Challenge Solution


Hey guys,

This one was pretty cool - it did get me stumped for a little bit. Let me quickly explain where I got “stuck”

I completed the implimentation and header files no issues. Created three instances of the class, and gave them values. I also filled the array with my stocks - I was on a roll… until it came to printing out the costInDollars and the valueInDollars.

I was trying to find a way to access these instance variables once they were in the array - I tried via the array and realised that it just doesn’t have access to the data of the objects it points to.

After much head scratching - it hit me - in my for loop I should create an instance of the class StockHolding - then I will have access to its instance variables… :smiley:

Lastly I had an issue with “naming” my stocks and printing them out with the console log - did a little bit of reading and realised a property for the NSString was needed.

Here is my code:


#import <Foundation/Foundation.h>

@interface StockHolding : NSObject

        //Instance variables

    float purchaseSharePrice;
    float currentSharePrice;
    int numberOfShares; 

@property float purchaseSharePrice;
@property float currentSharePrice;
@property int  numberOfShares;
@property  (copy) NSString *stockName;

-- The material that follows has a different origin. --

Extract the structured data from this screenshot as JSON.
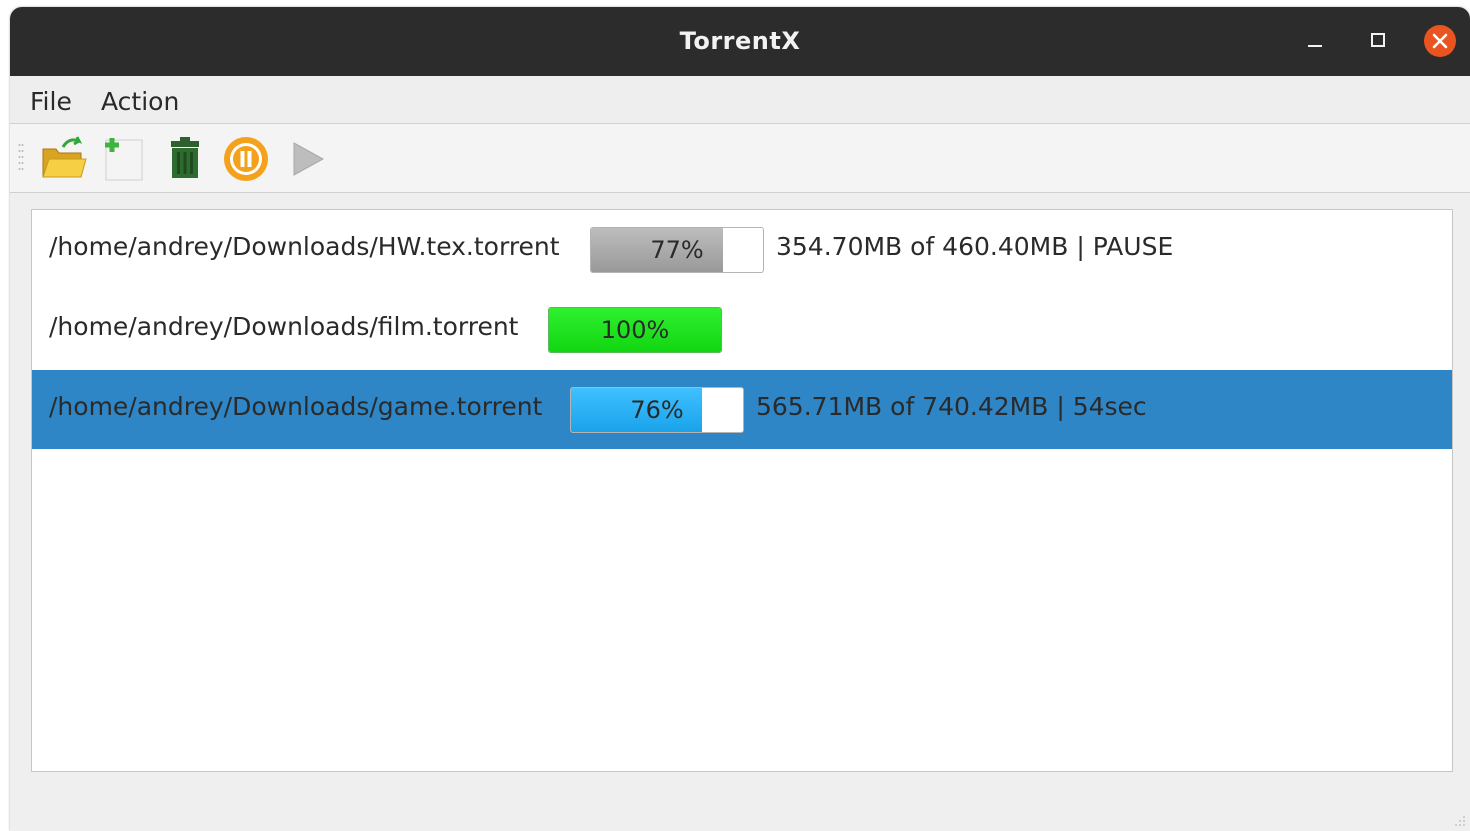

    //Instance methods

- (float) costInDollars;       //purchaseSharePrice * numberOfShares
- (float) valueInDollars;      // currentSharePrice * numberOfShares



#import "StockHolding.h"

@implementation StockHolding

@synthesize purchaseSharePrice, currentSharePrice, numberOfShares, stockName;

    //Impliment the getter methods

- (float) costInDollars
    return [self purchaseSharePrice] * [self numberOfShares];

- (float) valueInDollars
    return [self currentSharePrice] * [self numberOfShares];



#import <Foundation/Foundation.h>
#import "StockHolding.h"

int main(int argc, const char * argv[])

    @autoreleasepool {

            //Create three instances of  StockHolding

        StockHolding *stockOne =   [[StockHolding alloc]init];
        StockHolding *stockTwo =   [[StockHolding alloc]init];
        StockHolding *stockThree = [[StockHolding alloc]init];
            //Give our stocks some values

        [stockOne setStockName:@"Stock One"]; 
        [stockOne setPurchaseSharePrice:2.30];
        [stockOne setCurrentSharePrice:4.50];
        [stockOne setNumberOfShares:40];

        [stockTwo setStockName:@"Stock Two"]; 
        [stockTwo setPurchaseSharePrice:12.19];
        [stockTwo setCurrentSharePrice:10.58];
        [stockTwo setNumberOfShares:90];
        [stockThree setStockName:@ "Stock Three"]; 
        [stockThree setPurchaseSharePrice:45.10];
        [stockThree setCurrentSharePrice:49.51];
        [stockThree setNumberOfShares:210];
            //Add them to an array

        NSArray *stocks = [NSArray arrayWithObjects:stockOne, stockTwo, stockThree, nil];

          //iterate over the array

        for (StockHolding *holdings in stocks){

            NSLog (@ "%@ has %d shares. Cost: $%.2f. Stock value: $%.2f", [holdings stockName],
                   [holdings numberOfShares], [holdings costInDollars], [holdings valueInDollars]);
    return 0;


Pretty happy with the results. :smiley:

I’m sure there are other ways to do this - would love to hear your feedback. :mrgreen:


What does the (copy) infront of NSString do?


The copy option makes a copy of an object and then changes the pointer to refer to this copy.

It’s explained in chapter 30 of the book.


Hi, I was trying to do the same print the name of the stocks, but i have two questions; the first: why isn’t necessary declare the instance variable for the stockName like the others as currentSharePrice or numberOfShares; and second: is there any way to obtain the name of the pointer of the class StockHolding to use like the name of the stock and avoid the need to declare the name for each stock?

Thank you.